Getting tagged

The social part of Marcus woke when we got the transition area. Talking to all friends and competitors at the same time as he prepared his spot seemed like something he had done his entire life. The clock quickly ticked down to race start and I guess I was more concerned about the time on the watch then Marcus, he seemed utterly cool and calm. And why would he be nervous? This was just another competition and it was just to go on routine. Myself, I had thousands of things to think about: where to stand during the transitions, where not to stand, did I have all my memory cards for the camera with me, did I remember to empty them, which lens to use when, how to spot Marcus in the water when they all wear the same head caps? I could go on forever, but I guess you understand my situation. Even though I had followed Marcus on several triathlon races during the past weeks I still felt a bit uneasy about the whole situation. There were simply not any room for failure.
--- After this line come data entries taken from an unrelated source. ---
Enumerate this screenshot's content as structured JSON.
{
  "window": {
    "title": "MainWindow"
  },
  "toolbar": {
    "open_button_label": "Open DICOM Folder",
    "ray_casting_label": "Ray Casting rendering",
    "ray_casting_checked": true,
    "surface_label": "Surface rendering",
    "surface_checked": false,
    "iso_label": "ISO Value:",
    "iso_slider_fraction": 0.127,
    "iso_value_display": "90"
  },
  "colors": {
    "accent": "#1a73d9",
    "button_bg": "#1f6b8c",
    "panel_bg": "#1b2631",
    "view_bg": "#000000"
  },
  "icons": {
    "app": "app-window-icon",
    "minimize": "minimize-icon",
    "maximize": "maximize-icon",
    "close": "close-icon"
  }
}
As a whole I was very pleased with the day. The swim start happened so fast I almost missed it, but the low placed sun was perfect for some epic photos of the triathletes as they swam out into the open water. Transition 1 (from swim to bike) was over in a blink and I really had to use my legs to keep up with Marcus as he ran towards his transition spot. Each leg of the cycle course was 60 km, which mean the athletes rode it three times making it perfect with at least two photo opportunities. And if T1 was over in a blink T2 was even faster, which made it hard to get any good photos of Marcus as he parked his bike and put on his running shoes. The marathon course was also divided in three parts and it was a ”pleasure” to see them all get more tired for every lap. Yes of course I wanted them all to be tired, that is what makes a good photo.

So what happens now Marcus? Is the season over for this year? An Ironman next year too? What about a trip to Kona, Hawaii?

I’ve now had a month of recovery but the training for season 2010 actually just started. Being a triathlete means more than just one single race for me, it’s a lifestyle. Doing an Ironman is not as important as everything else around it, but yes I would definitely not say no to a slot for the ‘real’ Ironman on Hawaii. My plan right now is to have a middle season next year where the main focus is to have fun and then during 2011 go to Frankfurt to compete for a Hawaii slot the same autumn.

Marcus’ performance was really outstanding and it was a true pleasure to be a part of his journey from the start at 7 a.m. until the last steps over the finish line 9.30 hours later. With all photos in front of me it’s hard to pick out just a few so I hope all of you will enjoy this bombastic slideshow.

But do not think that this project is over only because Marcus season of 2009 is. I still have a few photos to show you and I’m in full planning of an exhibition in the near future. Stay tuned for some more sweaty and powerful photos.

Competition: Kalmar Triathlon (Ironman) 2009, July 30th
All photos are also available on Flickr, click here.

Competition: Kalmar Triathlon (Ironman) 2009, July 31st
All photos are also available on Flickr, click here.

Competition: Kalmar Triathlon (Ironman) 2009, August 1st
All photos are also available on Flickr, click here.


This is an ironman

Kalmar Triathlon 2009 is over. It was a tough race; windy and hot. Many great athletes ran right into the unmerciful wall. Marcus crossed the finish as number 14 in his age group.

My camera managed to fire around 3 000 rounds and I guess I wont have to tell you that a few hours will be spent just to go through them all. Instead of letting you wait I give you two teasers. The rest of the photos, together with a summary of the race, will be posted hopefully sooner than later.

Below you can see a happy ironman crossing the finish line. ”I felt quite clear in my head, but as soon as I crossed that line my mind told me to find a place to lie down”, Marcus told me afterwards. After about three minutes he was up on his feet again with a smile on his face.

Well fought Marcus, hugely impressive!

Marcus crossing the finish line

Tired hero